Story/Game Modes: CLASSIC
Originality: ABOVE AVERAGE
Appeal: ABOVE AVERAGE
FINAL SCORE: VERY GOOD GAME.
Short Attention Span Summary:
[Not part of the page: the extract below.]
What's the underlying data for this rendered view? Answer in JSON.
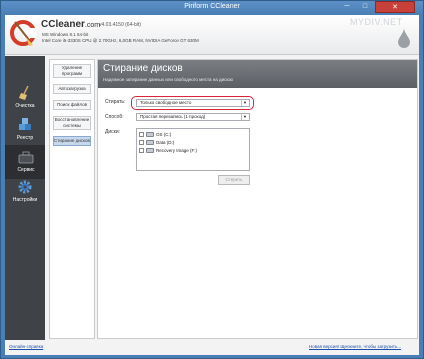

Call of Duty: Black Ops 2 retains the core essentials of its predecessors while adding in enough new elements to show that Treyarch wants to make more than just â€˜the other Call of Duty games”Â, but for all the positives that come from wanting to change, the changes themselves will take some getting used to. The storyline is as fine as ever, though the addition of multiple endings is one that will certainly add life to the campaign, and the game looks and sounds as solid as its predecessors, relatively speaking. The game is easy to pick up and learn and fans should be able to jump right in immediately, but the addition of Strike Force missions in the campaign, coupled with a retuned multiplayer progression and customization system, as well as an expanded Zombies mode and League play, make this a much more impressive release than its direct predecessor. The modifications made to the formula across all modes may not be popular amongst the fanbase, however, as they insert changes that can noticeably modify the experience in ways that will take some adjusting to or generate much complaint from those who don’t want to bother, and for all the additions, the core game is still the same as ever. Treyarch should certainly be commended for taking some risks with Black Ops 2 instead of just pushing another entry in the series out the door, but there will likely be much fine tuning and adjustment from the players, as the changes made here are going to be contentious, at the very least, for a while.